Verbal fillers, while distracting, have unique uses in class discussions

By Colleen Loggins

Verbal fillers. We all use them. Perhaps some more frequently than others. Have you ever sat in a class and noticed that one of your classmates couldn’t stop like saying “like?” Or “um…” or “uh” or perhaps even a mini-phrase, like “you know”?

Well, I personally notice it in every single one of my classrooms, and I must say it can become quite distracting when you start counting the number of times the person uses verbal fillers, and lose sight of what they are actually trying to say.

For instance, in one of my English classes, the majority of the students frequently abuse “like.”

“I get this like (pause) like very sexual image…like almost like the arrow is forceful, like it’s like piercing her” was the direct quote of one of the other students in class, who otherwise makes extremely insightful comments into the novels we read.

I realize that the excessive use of the word “like” here is somewhat exacerbated by the fact that I didn’t include the entire quote, which would make the use of the word less obvious in a longer statement. However, it was still prevalent in all of this student’s statements, as well as the statements of almost every other person who spoke.

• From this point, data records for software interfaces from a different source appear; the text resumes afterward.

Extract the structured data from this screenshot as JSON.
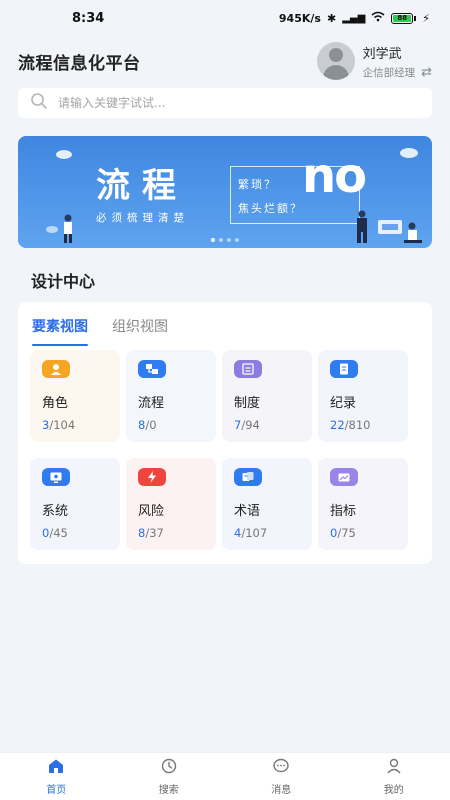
{
  "status_bar": {
    "time": "8:34",
    "network_speed": "945K/s",
    "battery": "88"
  },
  "header": {
    "app_title": "流程信息化平台",
    "user_name": "刘学武",
    "user_role": "企信部经理"
  },
  "search": {
    "placeholder": "请输入关键字试试..."
  },
  "banner": {
    "title": "流程",
    "subtitle": "必须梳理清楚",
    "line1": "繁琐？",
    "line2": "焦头烂额？",
    "logo_text": "no",
    "page_count": 4,
    "active_page": 1
  },
  "design_center": {
    "title": "设计中心",
    "tabs": [
      {
        "label": "要素视图",
        "active": true
      },
      {
        "label": "组织视图",
        "active": false
      }
    ],
    "cards": [
      {
        "label": "角色",
        "current": "3",
        "total": "/104",
        "icon": "user-icon",
        "color": "#f5a623",
        "bg": "#fdf8ef"
      },
      {
        "label": "流程",
        "current": "8",
        "total": "/0",
        "icon": "flow-icon",
        "color": "#2f7cf0",
        "bg": "#f3f6fb"
      },
      {
        "label": "制度",
        "current": "7",
        "total": "/94",
        "icon": "policy-icon",
        "color": "#8c7be0",
        "bg": "#f4f4f9"
      },
      {
        "label": "纪录",
        "current": "22",
        "total": "/810",
        "icon": "record-icon",
        "color": "#2f7cf0",
        "bg": "#f2f5fb"
      },
      {
        "label": "系统",
        "current": "0",
        "total": "/45",
        "icon": "system-icon",
        "color": "#2f7cf0",
        "bg": "#f2f5fb"
      },
      {
        "label": "风险",
        "current": "8",
        "total": "/37",
        "icon": "risk-icon",
        "color": "#f0453e",
        "bg": "#fcf2f2"
      },
      {
        "label": "术语",
        "current": "4",
        "total": "/107",
        "icon": "term-icon",
        "color": "#2f7cf0",
        "bg": "#f2f5fb"
      },
      {
        "label": "指标",
        "current": "0",
        "total": "/75",
        "icon": "indicator-icon",
        "color": "#9a84e6",
        "bg": "#f5f4fa"
      }
    ]
  },
  "bottom_nav": [
    {
      "label": "首页",
      "icon": "home-icon",
      "active": true
    },
    {
      "label": "搜索",
      "icon": "search-nav-icon",
      "active": false
    },
    {
      "label": "消息",
      "icon": "message-icon",
      "active": false
    },
    {
      "label": "我的",
      "icon": "profile-icon",
      "active": false
    }
  ],
  "colors": {
    "accent": "#2b6ee6",
    "background": "#f1f4f9"
  }
}
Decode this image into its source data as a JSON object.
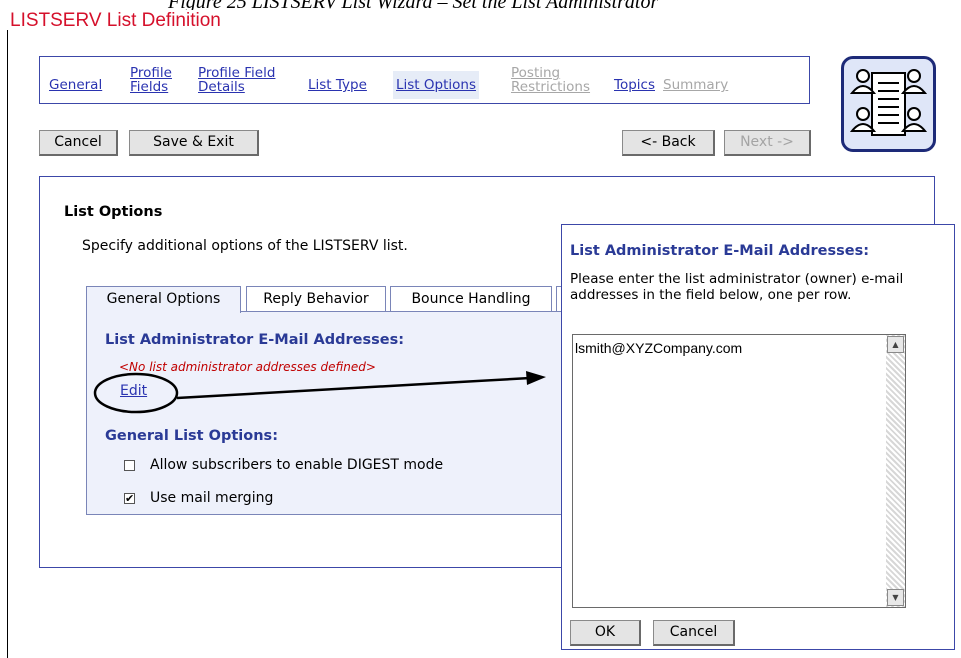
{
  "caption": "Figure 25 LISTSERV List Wizard – Set the List Administrator",
  "title": "LISTSERV List Definition",
  "wizard_steps": [
    {
      "line1": "General",
      "line2": ""
    },
    {
      "line1": "Profile",
      "line2": "Fields"
    },
    {
      "line1": "Profile Field",
      "line2": "Details"
    },
    {
      "line1": "List Type",
      "line2": ""
    },
    {
      "line1": "List Options",
      "line2": ""
    },
    {
      "line1": "Posting",
      "line2": "Restrictions"
    },
    {
      "line1": "Topics",
      "line2": ""
    },
    {
      "line1": "Summary",
      "line2": ""
    }
  ],
  "toolbar": {
    "cancel": "Cancel",
    "save_exit": "Save & Exit",
    "back": "<- Back",
    "next": "Next ->"
  },
  "panel": {
    "heading": "List Options",
    "description": "Specify additional options of the LISTSERV list.",
    "tabs": [
      "General Options",
      "Reply Behavior",
      "Bounce Handling"
    ],
    "admin_heading": "List Administrator E-Mail Addresses:",
    "no_admin": "<No list administrator addresses defined>",
    "edit_link": "Edit",
    "general_heading": "General List Options:",
    "options": [
      {
        "label": "Allow subscribers to enable DIGEST mode",
        "checked": false
      },
      {
        "label": "Use mail merging",
        "checked": true
      }
    ]
  },
  "dialog": {
    "heading": "List Administrator E-Mail Addresses:",
    "instructions": "Please enter the list administrator (owner) e-mail addresses in the field below, one per row.",
    "textarea_value": "lsmith@XYZCompany.com",
    "ok": "OK",
    "cancel": "Cancel"
  },
  "colors": {
    "title": "#d5102b",
    "link": "#2a33b0",
    "heading": "#2a3a96",
    "error": "#c00000"
  }
}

Get The Daily Illini in your inbox!

  • Catch the latest on University of Illinois news, sports, and more. Delivered every weekday.
  • Stay up to date on all things Illini sports. Delivered every Monday.
This site is protected by reCAPTCHA and the Google Privacy Policy and Terms of Service apply.
Thank you for subscribing!

And it’s not just students who use verbal fillers; teachers use them all the time too, which can be even more distracting because they are speaking for longer periods of time. I recently noticed how often one of my professors uses the word “um” and counted roughly 15 “ums” in one minute. Now imagine how many “ums” were uttered during the entire class.

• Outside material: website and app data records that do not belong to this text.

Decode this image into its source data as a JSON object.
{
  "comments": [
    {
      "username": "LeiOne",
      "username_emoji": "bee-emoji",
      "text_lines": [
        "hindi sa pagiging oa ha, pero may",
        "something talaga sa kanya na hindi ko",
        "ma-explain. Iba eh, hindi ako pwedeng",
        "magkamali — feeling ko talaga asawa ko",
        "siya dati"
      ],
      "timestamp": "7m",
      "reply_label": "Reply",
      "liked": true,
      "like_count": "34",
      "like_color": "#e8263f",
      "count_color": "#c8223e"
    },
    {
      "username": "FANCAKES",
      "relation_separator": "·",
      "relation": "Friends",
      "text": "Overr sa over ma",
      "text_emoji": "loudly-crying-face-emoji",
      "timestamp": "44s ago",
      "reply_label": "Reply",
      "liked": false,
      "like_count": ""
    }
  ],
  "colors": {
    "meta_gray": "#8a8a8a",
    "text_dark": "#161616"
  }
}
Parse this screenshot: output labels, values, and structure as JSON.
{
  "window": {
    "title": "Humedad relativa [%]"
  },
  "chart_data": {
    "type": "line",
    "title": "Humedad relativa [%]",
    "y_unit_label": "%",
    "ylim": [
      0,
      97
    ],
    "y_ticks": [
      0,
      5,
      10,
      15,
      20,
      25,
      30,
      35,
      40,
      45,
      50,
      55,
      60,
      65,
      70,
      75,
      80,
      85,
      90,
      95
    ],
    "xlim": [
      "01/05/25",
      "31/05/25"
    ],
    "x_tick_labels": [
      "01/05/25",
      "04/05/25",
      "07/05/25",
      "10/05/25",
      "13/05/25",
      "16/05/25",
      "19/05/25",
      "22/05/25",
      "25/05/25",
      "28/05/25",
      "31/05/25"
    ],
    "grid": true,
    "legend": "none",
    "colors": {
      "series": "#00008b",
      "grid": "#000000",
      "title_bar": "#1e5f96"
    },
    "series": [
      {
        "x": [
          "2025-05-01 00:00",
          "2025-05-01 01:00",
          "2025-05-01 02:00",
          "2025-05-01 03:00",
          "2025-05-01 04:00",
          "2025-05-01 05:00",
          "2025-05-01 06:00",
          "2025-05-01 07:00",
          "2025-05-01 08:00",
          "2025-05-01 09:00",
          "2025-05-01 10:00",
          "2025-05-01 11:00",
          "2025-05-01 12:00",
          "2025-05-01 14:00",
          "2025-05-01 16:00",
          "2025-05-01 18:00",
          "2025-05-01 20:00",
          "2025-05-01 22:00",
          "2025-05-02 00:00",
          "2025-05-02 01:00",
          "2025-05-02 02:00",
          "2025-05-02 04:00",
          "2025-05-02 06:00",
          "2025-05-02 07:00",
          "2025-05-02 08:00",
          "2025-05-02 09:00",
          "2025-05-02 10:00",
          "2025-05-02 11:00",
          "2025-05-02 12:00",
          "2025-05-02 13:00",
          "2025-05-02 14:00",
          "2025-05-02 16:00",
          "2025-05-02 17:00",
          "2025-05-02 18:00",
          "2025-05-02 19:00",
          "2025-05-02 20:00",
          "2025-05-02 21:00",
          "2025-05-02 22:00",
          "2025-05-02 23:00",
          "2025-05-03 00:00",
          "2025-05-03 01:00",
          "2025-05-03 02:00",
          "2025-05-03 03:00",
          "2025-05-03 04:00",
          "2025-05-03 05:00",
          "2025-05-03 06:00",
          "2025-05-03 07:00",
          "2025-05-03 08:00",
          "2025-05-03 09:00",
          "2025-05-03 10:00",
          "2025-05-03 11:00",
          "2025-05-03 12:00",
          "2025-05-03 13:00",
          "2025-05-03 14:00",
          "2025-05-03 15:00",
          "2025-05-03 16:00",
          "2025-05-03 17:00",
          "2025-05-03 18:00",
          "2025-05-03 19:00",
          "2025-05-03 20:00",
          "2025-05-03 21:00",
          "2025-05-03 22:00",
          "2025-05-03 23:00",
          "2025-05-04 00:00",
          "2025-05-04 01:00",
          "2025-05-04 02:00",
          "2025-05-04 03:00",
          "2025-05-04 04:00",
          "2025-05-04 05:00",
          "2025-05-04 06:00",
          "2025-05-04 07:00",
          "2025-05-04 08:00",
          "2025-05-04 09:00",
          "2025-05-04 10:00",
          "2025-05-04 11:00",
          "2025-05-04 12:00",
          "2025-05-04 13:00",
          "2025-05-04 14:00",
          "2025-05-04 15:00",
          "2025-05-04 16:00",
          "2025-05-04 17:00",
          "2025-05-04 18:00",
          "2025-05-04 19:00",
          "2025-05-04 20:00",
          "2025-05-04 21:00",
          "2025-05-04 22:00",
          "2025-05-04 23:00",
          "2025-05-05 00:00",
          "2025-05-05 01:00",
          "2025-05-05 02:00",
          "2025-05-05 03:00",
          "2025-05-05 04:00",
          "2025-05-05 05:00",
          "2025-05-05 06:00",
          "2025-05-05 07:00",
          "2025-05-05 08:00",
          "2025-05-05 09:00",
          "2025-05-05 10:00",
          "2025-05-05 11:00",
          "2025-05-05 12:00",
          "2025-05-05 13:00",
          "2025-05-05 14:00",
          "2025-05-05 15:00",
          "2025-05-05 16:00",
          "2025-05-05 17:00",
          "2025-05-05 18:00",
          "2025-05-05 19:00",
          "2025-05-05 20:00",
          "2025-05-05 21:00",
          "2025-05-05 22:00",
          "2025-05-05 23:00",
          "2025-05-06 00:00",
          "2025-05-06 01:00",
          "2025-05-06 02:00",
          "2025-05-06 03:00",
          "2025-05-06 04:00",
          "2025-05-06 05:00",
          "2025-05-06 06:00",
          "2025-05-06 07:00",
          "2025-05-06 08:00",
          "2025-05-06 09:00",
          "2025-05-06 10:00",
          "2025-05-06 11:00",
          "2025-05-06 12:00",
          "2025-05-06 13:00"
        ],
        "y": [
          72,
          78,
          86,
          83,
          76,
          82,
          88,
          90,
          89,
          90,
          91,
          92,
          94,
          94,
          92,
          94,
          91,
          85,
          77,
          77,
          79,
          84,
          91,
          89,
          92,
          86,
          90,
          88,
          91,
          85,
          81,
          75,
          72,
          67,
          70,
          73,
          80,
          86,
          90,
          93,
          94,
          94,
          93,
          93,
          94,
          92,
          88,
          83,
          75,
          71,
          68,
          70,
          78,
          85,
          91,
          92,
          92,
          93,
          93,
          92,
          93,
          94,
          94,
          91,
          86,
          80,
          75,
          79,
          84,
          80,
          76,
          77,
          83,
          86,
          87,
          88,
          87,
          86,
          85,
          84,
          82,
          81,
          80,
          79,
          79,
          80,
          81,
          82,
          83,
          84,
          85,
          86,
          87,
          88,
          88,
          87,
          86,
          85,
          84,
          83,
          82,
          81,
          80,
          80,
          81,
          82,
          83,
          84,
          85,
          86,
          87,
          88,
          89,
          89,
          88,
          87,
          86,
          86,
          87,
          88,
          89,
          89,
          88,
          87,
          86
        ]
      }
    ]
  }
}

The reason I started counting “ums” was that I knew I was going to write this column, but I remember one semester when an economics professor couldn’t stop saying “uh,” and as a result, two students in front of me tallied the number of times he used it as verbal filler. When you pick up on that as a listener, it becomes very hard to focus on anything else. I don’t believe they took any other notes that day.

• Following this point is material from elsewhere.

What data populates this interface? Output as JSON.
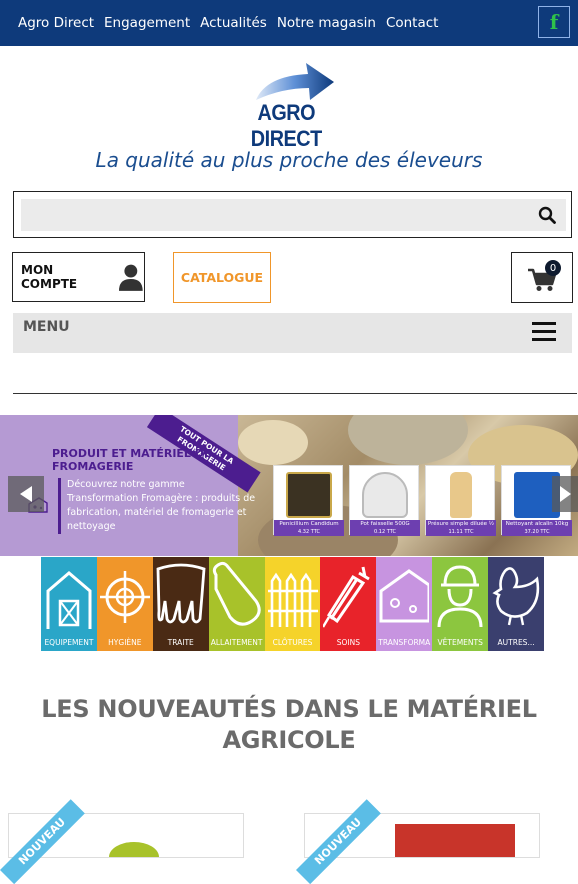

One of my professors recently expressed an annoyance with students constantly using verbal fillers; however, my English professor, Iryce Baron, is perfectly fine with students using fillers because she knows they are either thinking or nervous. Fillers give them a chance to compose their thoughts. She believes it is important to have an informal environment in the classroom, so people can comfortably express themselves, and believes fillers contribute to that informality.

“When students use a verbal filler, they’re saying, ‘I’m thinking about stuff and I need a filler,'” she said. “It’s like those Twix commercials where the person needs to pause – it’s like a verbal Twix bar.”

Her husband, Dennis Baron, a professor of English and linguistics, does not think we should even call them verbal fillers because he said that the name takes away from their important function in speech.

“If you don’t use them, it gives the other person you are talking to a chance to interrupt,” he said. “Using them lets others know you aren’t done yet.”

But what about the classroom setting? Aren’t students less likely to interrupt each other, knowing that they may have more to say? Baron believes that in terms of conversation in classrooms, there is less spontaneous interruption, but there is also an increase in tension. Fillers may signal that students are nervous rather than function as a pause so they can continue without interruption.

While I understand the importance of verbal fillers in casual conversation, I still think that in a more formal setting, there is time to compose and articulate your thoughts.

Though Professor Dennis Baron believes fillers have an important function, he does agree that when interviewing for a job, the frequent use of fillers could be a hindrance. They could indicate not that someone is incompetent, but that they are nervous and would not be able to handle a high pressure situation.

So maybe for that reason alone, it would be a good idea to think before you speak, and try to cut down on verbal fillers.

Colleen is a senior in Media who like totally, for sure, really needs a manicure. She can be reached at [email protected]